- 1 tablespoon golden raisins
To be mixed together
- 1 cup whole milk
- 2 cups water
- 1 or 1.25 cups sugar or raw sugar * check notes
Making moong dal paste
- Soak the moong dal or mung lentils, in enough water overnight or for 4 to 5 hours.
- Drain and then grind the moong dal to a smooth paste with ¼ or ⅓ cup water to a smooth and fine consistency.
Making moong dal halwa
- Melt ghee in a nonstick kadai or frying pan or a well-seasoned wok or frying pan. Add the ground moong dal. Stir and mix well.
- Keep on stirring the halwa on a medium-low to medium heat. The halwa has the raw aroma of the moong lentils and it should go away completely before you start with the next step. So till then you have to stir and cook the halwa.
- The halwa first is pasty, then starts getting lumpy and then starts breaking down and getting separated with the fat releasing from the sides. Break the lumps while stirring.
- Meanwhile when the halwa is cooking, in another pan or kadai, take milk, water and sugar.

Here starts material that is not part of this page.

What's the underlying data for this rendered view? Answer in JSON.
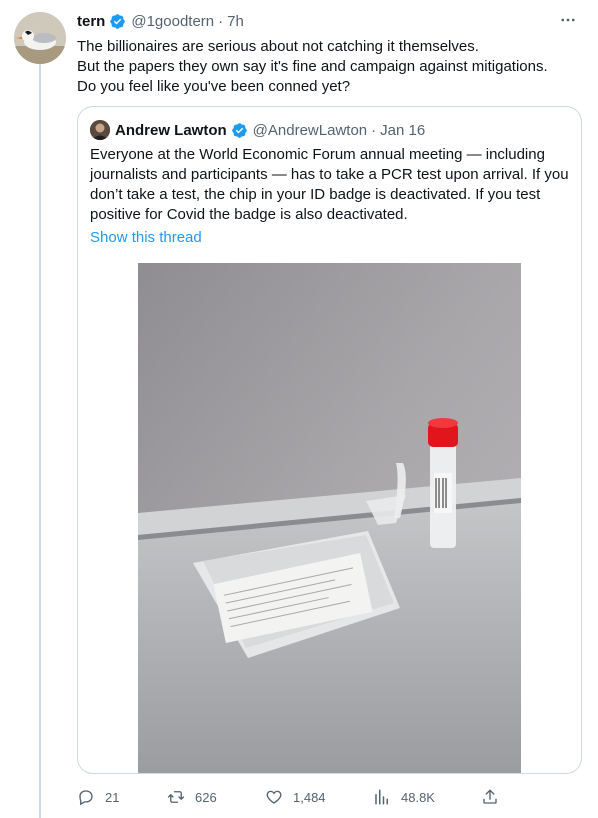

- Keep this pan on the stove top and stir so that the sugar dissolves. On a low or medium flame, heat this milk-water-sugar mixture till it comes to a boil.
- The moong dal mixture should reach a granular consistency before you add the hot milk mixture. You should get a fried aroma from the mung lentils and the color should become golden. The fat also should get separated.
- When the milk mixture comes to a boil, add it to the fried mung lentils.
- The mixture sizzles, so be careful while adding the hot milk and water mixture.
- Stir well. Simmer and cook stirring often.
- The liquids should get absorbed and once again you will see the ghee getting separated.
- Lastly add cardamom powder, chopped pistachios and raisins.
- Serve Moong Dal Halwa hot. You can also garnish with some pistachios and serve.
- * 1 cup sugar is just sweet which we prefer. For more sweetness you can add 1 or 2 tablespoons more of sugar or add ¼ cup sugar extra.
- Make sure to soak the lentils for a few hours so that you can grind them easily to a smooth paste.
- Remember not to add too much water while grinding and make the paste or batter runny or watery.
- The recipe can be halved or doubled.
Nutrition Info (Approximate Values)
This Moong Dal Halwa recipe post from the archives, first published on March 2014 has been republished and updated on November 2022.